Kentucky Talking Book Library gets digital recording system
The Kentucky Talking Book Library in the Department for Libraries and Archives (KDLA) is replacing its 30-year-old reel-to-reel taping system with the improved sound and clarity of a digital recording system to record Kentucky-related books for patrons who cannot read standard print because of a disability.
The system is funded in part with a grant from the Institute of Museum and Library Services which administers the Library Services and Technology Act. Two 30-year-old recording booths are being converted to the Low Complexity Digital Mastering system (LCM) at a cost of about $44,000. One booth has been converted and the second will be changed next year. KDLA is an agency of the Kentucky Education Cabinet.
Virginia G. Fox, secretary of the Kentucky Education Cabinet, said the new technology is a milestone for the service which began in 1968 as the Kentucky Regional Library for the Blind and Physically Handicapped.
“This technology will greatly improve the quality of the recordings that the Kentucky Talking Book Library provides its customers. The sound quality will be like going from listening to a phonograph record to a CD. Over the years, the library’s recorded collection of both fiction and non-fiction Kentucky books have been in high demand so we anticipate that this technical upgrade will be very popular with our patrons,” Secretary Fox said.
The Kentucky Talking Book Library is part of a nationwide network of cooperative libraries headed by the National Library Service for the Blind and Physically Handicapped (NLS), a division of the Library of Congress that was established in 1931.
Currently, Kentucky Talking Book Library has nearly 1,400 Kentucky cassette books in its collection and has access to more than 46,000 titles provided by NLS. Only registered patrons who have been certified as physically unable to read print have access to the collection and the special equipment needed to listen to them. The books on tape and Braille books are sent through the mail at no cost to customers. Last year, 55 Kentucky books were requested by library patrons in other states and sent to them through the Interlibrary Loan program.
James A. Nelson, the state librarian and commissioner of the Kentucky Department for Libraries and Archives (KDLA), said “this is an important step forward for the Kentucky Talking Book Library because the majority of our patrons are senior citizens and this will improve the sound and clarity for them tremendously.
“The technology will allow us to edit sound recordings as easily as a (Microsoft) Word document because you can see the sound waves or patterns on the computer screen as you edit. It will save time and make the process more efficient because you can delete a mistake and insert a correction without having to re-record large sections,” said Nelson.
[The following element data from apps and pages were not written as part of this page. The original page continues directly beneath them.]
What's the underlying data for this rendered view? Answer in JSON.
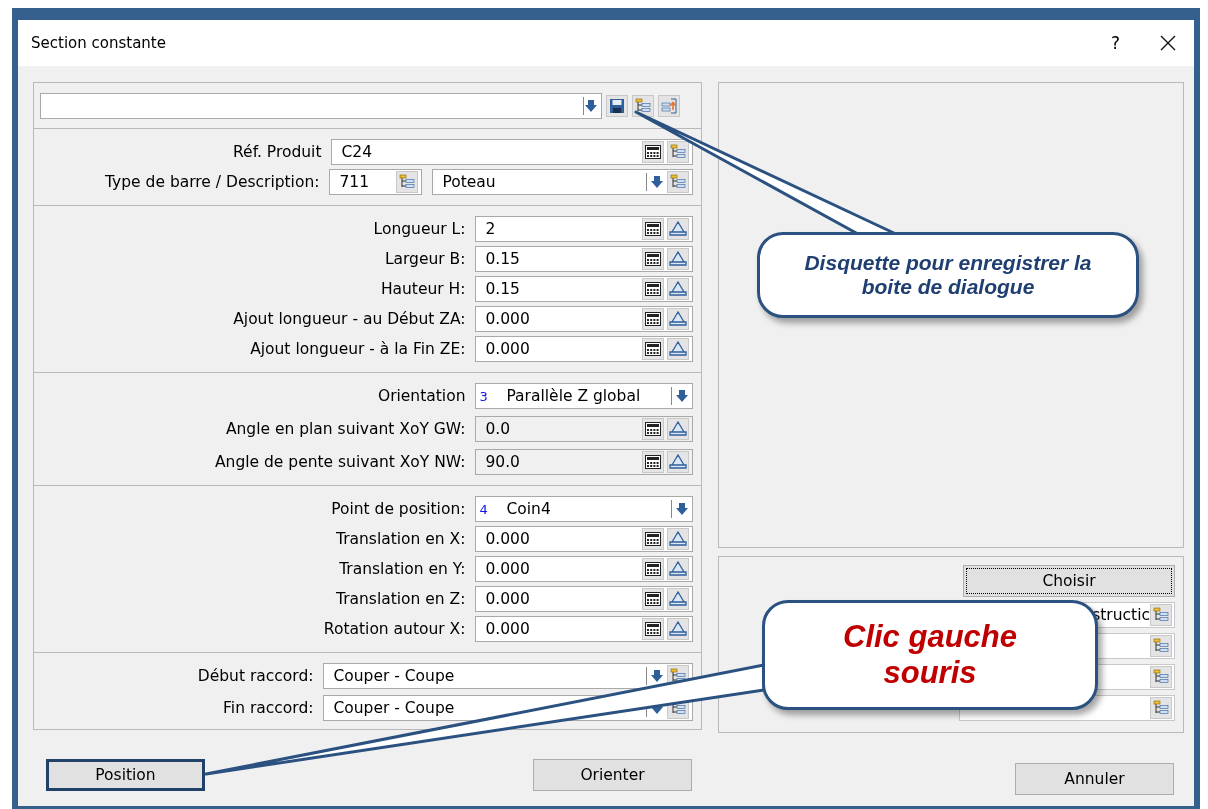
{
  "window": {
    "title": "Section constante",
    "help": "?"
  },
  "sections": [
    {
      "kind": "product",
      "rows": [
        {
          "kind": "product",
          "label": "Réf. Produit",
          "value": "C24"
        },
        {
          "kind": "bar_type",
          "label": "Type de barre / Description:",
          "code": "711",
          "value": "Poteau"
        }
      ]
    },
    {
      "kind": "dimensions",
      "rows": [
        {
          "kind": "number",
          "label": "Longueur L:",
          "value": "2",
          "disabled": false
        },
        {
          "kind": "number",
          "label": "Largeur B:",
          "value": "0.15",
          "disabled": false
        },
        {
          "kind": "number",
          "label": "Hauteur H:",
          "value": "0.15",
          "disabled": false
        },
        {
          "kind": "number",
          "label": "Ajout longueur - au Début ZA:",
          "value": "0.000",
          "disabled": false
        },
        {
          "kind": "number",
          "label": "Ajout longueur - à la Fin ZE:",
          "value": "0.000",
          "disabled": false
        }
      ]
    },
    {
      "kind": "orientation",
      "rows": [
        {
          "kind": "enum",
          "label": "Orientation",
          "code": "3",
          "value": "Parallèle Z global"
        },
        {
          "kind": "number",
          "label": "Angle en plan suivant XoY GW:",
          "value": "0.0",
          "disabled": true
        },
        {
          "kind": "number",
          "label": "Angle de pente suivant XoY NW:",
          "value": "90.0",
          "disabled": true
        }
      ]
    },
    {
      "kind": "position",
      "rows": [
        {
          "kind": "enum",
          "label": "Point de position:",
          "code": "4",
          "value": "Coin4"
        },
        {
          "kind": "number",
          "label": "Translation en X:",
          "value": "0.000",
          "disabled": false
        },
        {
          "kind": "number",
          "label": "Translation en Y:",
          "value": "0.000",
          "disabled": false
        },
        {
          "kind": "number",
          "label": "Translation en Z:",
          "value": "0.000",
          "disabled": false
        },
        {
          "kind": "number",
          "label": "Rotation autour X:",
          "value": "0.000",
          "disabled": false
        }
      ]
    },
    {
      "kind": "connection",
      "rows": [
        {
          "kind": "connection",
          "label": "Début raccord:",
          "value": "Couper - Coupe"
        },
        {
          "kind": "connection",
          "label": "Fin raccord:",
          "value": "Couper - Coupe"
        }
      ]
    }
  ],
  "side_panel": {
    "button": {
      "label": "Choisir",
      "focused": true
    },
    "fields": [
      {
        "kind": "filled",
        "value": "structic"
      },
      {
        "kind": "empty"
      },
      {
        "kind": "empty"
      },
      {
        "kind": "empty"
      }
    ]
  },
  "buttons": [
    {
      "label": "Position",
      "highlighted": true
    },
    {
      "label": "Orienter",
      "highlighted": false
    },
    {
      "label": "Annuler",
      "highlighted": false
    }
  ],
  "callouts": [
    {
      "kind": "info",
      "text": "Disquette pour enregistrer la boite de dialogue"
    },
    {
      "kind": "action",
      "text": "Clic gauche souris"
    }
  ]
}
NLS is currently developing a new digital talking book and player and our new system will be compatible with the NLS standard when it is complete in 2008. During this transition period, our new system will let us transfer digital recordings to cassette tapes for distribution and transfer older reel or cassette tapes to a digital file for easier sound editing, Nelson said.
The Kentucky Talking Book Library serves 111 Kentucky counties from its KDLA building in Frankfort. The Louisville Talking Book Library located in the Louisville Free Public Library serves people who live in Jefferson County. The Northern Kentucky Talking Book Library serves Boone, Kenton, Campbell, Carroll, Gallatin, Owen, Grant and Pendleton counties.
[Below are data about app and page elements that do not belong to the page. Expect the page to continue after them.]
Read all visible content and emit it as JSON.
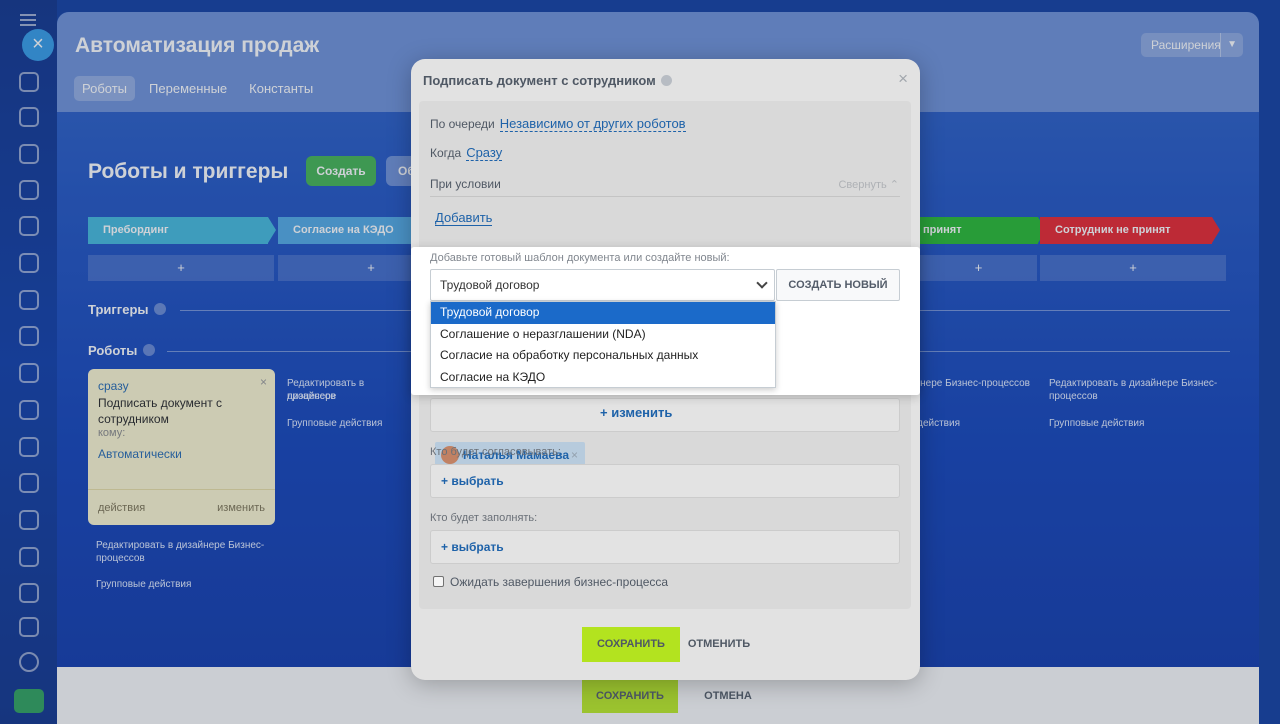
{
  "window": {
    "title": "Автоматизация продаж",
    "extensions_label": "Расширения",
    "tabs": [
      {
        "label": "Роботы",
        "active": true
      },
      {
        "label": "Переменные",
        "active": false
      },
      {
        "label": "Константы",
        "active": false
      }
    ]
  },
  "section": {
    "title": "Роботы и триггеры",
    "create_label": "Создать",
    "about_label": "Об"
  },
  "stages": [
    {
      "label": "Пребординг",
      "color": "#3fb8dd"
    },
    {
      "label": "Согласие на КЭДО",
      "color": "#4ea9e6"
    },
    {
      "label": "принят",
      "color": "#22b92c"
    },
    {
      "label": "Сотрудник не принят",
      "color": "#e8202a"
    }
  ],
  "plus": "+",
  "triggers_label": "Триггеры",
  "robots_label": "Роботы",
  "robot_card": {
    "when": "сразу",
    "title": "Подписать документ с сотрудником",
    "to_label": "кому:",
    "to_value": "Автоматически",
    "actions_label": "действия",
    "change_label": "изменить",
    "close": "×"
  },
  "column_links": {
    "edit": "Редактировать в дизайнере Бизнес-процессов",
    "group": "Групповые действия",
    "edit_short": "Редактировать в дизайнере",
    "edit_tail": "процессов"
  },
  "bottom_bar": {
    "save": "СОХРАНИТЬ",
    "cancel": "ОТМЕНА"
  },
  "modal": {
    "title": "Подписать документ с сотрудником",
    "close": "×",
    "order_label": "По очереди",
    "order_value": "Независимо от других роботов",
    "when_label": "Когда",
    "when_value": "Сразу",
    "condition_label": "При условии",
    "collapse_label": "Свернуть",
    "add_label": "Добавить",
    "person": "Наталья Мамаева",
    "person_remove": "×",
    "change_label": "+ изменить",
    "approvers_label": "Кто будет согласовывать:",
    "approvers_action": "+ выбрать",
    "fillers_label": "Кто будет заполнять:",
    "fillers_action": "+ выбрать",
    "wait_label": "Ожидать завершения бизнес-процесса",
    "save": "СОХРАНИТЬ",
    "cancel": "ОТМЕНИТЬ"
  },
  "template_popup": {
    "label": "Добавьте готовый шаблон документа или создайте новый:",
    "selected": "Трудовой договор",
    "create_new": "СОЗДАТЬ НОВЫЙ",
    "options": [
      "Трудовой договор",
      "Соглашение о неразглашении (NDA)",
      "Согласие на обработку персональных данных",
      "Согласие на КЭДО"
    ],
    "selected_index": 0
  },
  "colors": {
    "accent_link": "#2067b0",
    "save_button": "#bbed21",
    "create_button": "#3fb34f",
    "selected_option": "#1b6ac9"
  }
}
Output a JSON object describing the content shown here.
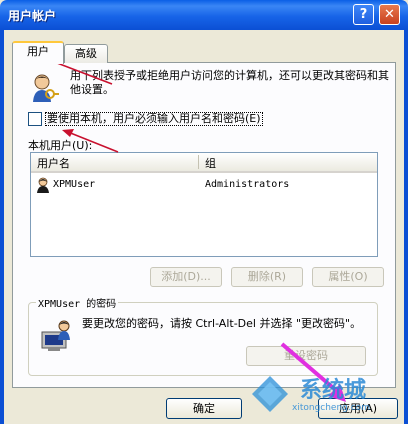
{
  "window": {
    "title": "用户帐户",
    "help_glyph": "?",
    "close_glyph": "✕"
  },
  "tabs": [
    {
      "label": "用户",
      "active": true
    },
    {
      "label": "高级",
      "active": false
    }
  ],
  "intro_text": "用下列表授予或拒绝用户访问您的计算机，还可以更改其密码和其他设置。",
  "require_login_checkbox": {
    "label": "要使用本机，用户必须输入用户名和密码(E)",
    "checked": false
  },
  "users_section_label": "本机用户(U):",
  "users_table": {
    "columns": [
      "用户名",
      "组"
    ],
    "rows": [
      {
        "user": "XPMUser",
        "group": "Administrators"
      }
    ]
  },
  "list_buttons": {
    "add": "添加(D)...",
    "remove": "删除(R)",
    "properties": "属性(O)"
  },
  "password_group": {
    "title": "XPMUser 的密码",
    "text": "要更改您的密码，请按 Ctrl-Alt-Del 并选择 \"更改密码\"。",
    "reset_button": "重设密码"
  },
  "dialog_buttons": {
    "ok": "确定",
    "apply": "应用(A)"
  },
  "watermark": {
    "text": "系统城",
    "url": "xitongcheng.com"
  },
  "colors": {
    "titlebar": "#0b4fd4",
    "annotation_red": "#c8102e",
    "annotation_magenta": "#e02fe0"
  }
}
“The reel-to-reel system we are using was not cutting edging when we first got it 30 years ago so it’s very exciting to be at the forefront of technology and to be able to offer our customers up-to-date services,” said Nelson.
In 2005, 7,579 Kentucky cassette books and 108,917 NLS books were circulated to a readership of more than 3,500 people. Cassette book readers borrow an average of 50 cassette books a year, nine of which are recorded in the Kentucky Talking Book Library studios by volunteers. Currently, the top 25 most requested books consist of five NLS books and 20 Kentucky books. In addition, the Kentucky Talking Book Library offers a collection of 5,161 Braille books and 366 descriptive videos.
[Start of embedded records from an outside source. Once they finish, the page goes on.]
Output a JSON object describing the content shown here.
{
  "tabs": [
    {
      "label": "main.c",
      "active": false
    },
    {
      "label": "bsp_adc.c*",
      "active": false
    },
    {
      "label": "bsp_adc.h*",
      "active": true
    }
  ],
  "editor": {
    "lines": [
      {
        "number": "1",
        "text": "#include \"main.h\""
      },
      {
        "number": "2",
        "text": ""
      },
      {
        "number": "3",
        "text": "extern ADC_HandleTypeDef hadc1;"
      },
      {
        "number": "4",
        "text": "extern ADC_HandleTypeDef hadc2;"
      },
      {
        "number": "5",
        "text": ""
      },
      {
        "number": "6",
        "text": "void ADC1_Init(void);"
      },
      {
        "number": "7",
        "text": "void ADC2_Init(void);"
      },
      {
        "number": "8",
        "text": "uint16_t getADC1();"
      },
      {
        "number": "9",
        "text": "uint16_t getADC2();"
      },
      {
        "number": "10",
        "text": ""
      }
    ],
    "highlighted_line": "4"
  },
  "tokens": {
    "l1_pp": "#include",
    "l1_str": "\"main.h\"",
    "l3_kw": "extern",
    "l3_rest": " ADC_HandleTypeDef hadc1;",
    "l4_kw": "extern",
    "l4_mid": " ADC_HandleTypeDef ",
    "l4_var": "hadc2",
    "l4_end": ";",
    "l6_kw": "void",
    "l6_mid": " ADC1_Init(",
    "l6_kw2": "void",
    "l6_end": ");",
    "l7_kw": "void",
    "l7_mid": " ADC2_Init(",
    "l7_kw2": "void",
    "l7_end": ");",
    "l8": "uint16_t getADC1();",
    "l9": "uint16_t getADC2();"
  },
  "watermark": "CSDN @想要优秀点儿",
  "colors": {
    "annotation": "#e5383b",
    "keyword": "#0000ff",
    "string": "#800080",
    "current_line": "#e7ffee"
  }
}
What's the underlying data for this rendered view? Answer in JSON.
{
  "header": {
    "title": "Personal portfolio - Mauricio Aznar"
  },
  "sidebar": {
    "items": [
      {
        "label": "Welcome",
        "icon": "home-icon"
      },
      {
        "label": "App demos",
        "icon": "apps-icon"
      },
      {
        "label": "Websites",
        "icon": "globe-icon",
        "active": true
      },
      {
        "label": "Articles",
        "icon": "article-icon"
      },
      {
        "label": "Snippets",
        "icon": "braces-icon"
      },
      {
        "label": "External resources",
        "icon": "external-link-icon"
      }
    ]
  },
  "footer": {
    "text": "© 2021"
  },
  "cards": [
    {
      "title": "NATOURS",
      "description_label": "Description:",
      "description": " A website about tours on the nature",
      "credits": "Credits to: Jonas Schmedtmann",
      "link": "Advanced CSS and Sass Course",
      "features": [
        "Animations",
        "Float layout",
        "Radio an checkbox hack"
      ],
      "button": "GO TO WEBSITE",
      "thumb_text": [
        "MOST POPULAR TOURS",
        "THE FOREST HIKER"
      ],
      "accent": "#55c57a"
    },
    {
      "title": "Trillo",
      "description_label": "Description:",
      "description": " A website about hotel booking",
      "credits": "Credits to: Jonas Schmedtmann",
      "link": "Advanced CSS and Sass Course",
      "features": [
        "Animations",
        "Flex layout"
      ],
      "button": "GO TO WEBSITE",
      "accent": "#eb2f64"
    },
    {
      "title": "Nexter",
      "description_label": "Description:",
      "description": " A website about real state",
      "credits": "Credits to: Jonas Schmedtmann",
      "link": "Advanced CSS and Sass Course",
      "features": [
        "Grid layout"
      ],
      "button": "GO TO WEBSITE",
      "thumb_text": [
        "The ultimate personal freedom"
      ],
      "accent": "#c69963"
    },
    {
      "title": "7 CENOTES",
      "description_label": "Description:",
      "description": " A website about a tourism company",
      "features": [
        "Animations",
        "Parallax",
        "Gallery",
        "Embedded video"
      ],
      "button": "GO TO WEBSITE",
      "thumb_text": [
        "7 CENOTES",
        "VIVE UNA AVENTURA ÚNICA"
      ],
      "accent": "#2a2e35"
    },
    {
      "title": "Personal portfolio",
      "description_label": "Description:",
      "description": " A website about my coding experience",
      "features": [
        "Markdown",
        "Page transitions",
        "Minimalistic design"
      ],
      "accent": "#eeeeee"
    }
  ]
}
KDLA provides grants, technical assistance and direct services to libraries, archival repositories and public agencies throughout Kentucky. In addition, it offers reference, research and specialized information services from Frankfort. For more information about KDLA services, go to www.kdla.ky.gov. For more information about the Kentucky Talking Book Library at KDLA call toll-free at 1-800-372-2968.
The Education Cabinet coordinates learning programs from P-16, and manages and supports training and employment functions in the Department for Workforce Investment. For more information about our programs, visit www.educationcabinet.ky.gov or call 502-564-6606.